The midwife asked me if I wanted to deliver the baby in the bathroom or go back to the tub. It was thoughtful of her to ask, but I knew my body would not make it to the living room without the baby coming out. She then called the troops to gather in our tiny bathroom. I pushed for what felt like 5 minutes on the toilet, and then I thought to myself, I don’t want this baby to fall into the toilet. I recalled what the birth stories frequently said: hands and knees is a great position to push from. I got on my hands and knees, with two ladies in front of me, while the primary midwife and my husband were behind me, ready to catch the baby. The midwife guided me to slow down my breathing as the baby’s head was emerging. I listened and slowed it waaaay down, knowing my goal was not to tear. I took a few slow breaths and allowed my body to push gently, and suddenly the baby’s head was out. Then the rest of the baby’s body came out with ease and delight and no pain. I could hear the baby’s cry right away, and my heart felt such a relief to hear that little scream of life, knowing our baby wouldn’t need any help getting started on breathing.

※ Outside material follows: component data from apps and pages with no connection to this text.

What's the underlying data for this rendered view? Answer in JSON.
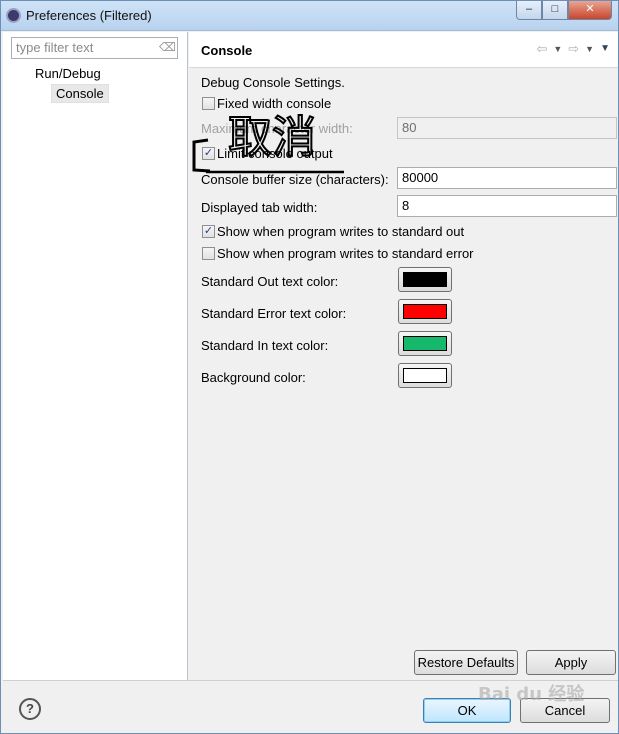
{
  "window": {
    "title": "Preferences (Filtered)",
    "controls": {
      "minimize": "–",
      "maximize": "□",
      "close": "✕"
    }
  },
  "sidebar": {
    "filter_placeholder": "type filter text",
    "tree": [
      {
        "label": "Run/Debug"
      },
      {
        "label": "Console",
        "selected": true
      }
    ]
  },
  "page": {
    "title": "Console",
    "nav_icons": [
      "back-arrow-icon",
      "dropdown-icon",
      "forward-arrow-icon",
      "dropdown-icon",
      "view-menu-icon"
    ],
    "section_label": "Debug Console Settings.",
    "fixed_width": {
      "label": "Fixed width console",
      "checked": false
    },
    "max_width": {
      "label": "Maximum character width:",
      "value": "80",
      "enabled": false
    },
    "limit_output": {
      "label": "Limit console output",
      "checked": true
    },
    "buffer_size": {
      "label": "Console buffer size (characters):",
      "value": "80000"
    },
    "tab_width": {
      "label": "Displayed tab width:",
      "value": "8"
    },
    "show_stdout": {
      "label": "Show when program writes to standard out",
      "checked": true
    },
    "show_stderr": {
      "label": "Show when program writes to standard error",
      "checked": false
    },
    "colors": [
      {
        "label": "Standard Out text color:",
        "color": "#000000"
      },
      {
        "label": "Standard Error text color:",
        "color": "#ff0000"
      },
      {
        "label": "Standard In text color:",
        "color": "#16b96b"
      },
      {
        "label": "Background color:",
        "color": "#ffffff"
      }
    ],
    "restore_defaults": "Restore Defaults",
    "apply": "Apply"
  },
  "footer": {
    "ok": "OK",
    "cancel": "Cancel"
  },
  "annotation": {
    "handwritten_text": "取消",
    "watermark": "Bai du 经验"
  }
}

We somehow stumbled our way to the bedroom, where they placed the baby on my chest with towels and blankets covering us both. After the controlled chaos settled down, I asked, “Is it a girl or a boy?” They called Kalisa over and said, “Why don’t you check.” Everyone’s eyes brightened as they looked, and he said, “It’s a girl!” Kalisa repeated in his higher registered African voice, “A GURL!!!” He kissed my forehead and repeated, “We have a girl!” Warm tears streamed down my cheeks as I held our little baby girl. A few moments went by, and I turned to my husband with a smile and told him I would do it all over again, and I still want seven children (joking). It felt like all was right in my world. We named her Naomi Jane Kalisa. She’s a 4th generation Jane (my grandmother, aunt, myself, and now, Naomi all share the heritage of being a Jane). She weighed 7 pounds and 11 ounces at birth and was born on Saturday, June 5th at 3:29 pm. The labor in total was 34.5 hours long, and gratefully there were no stitches.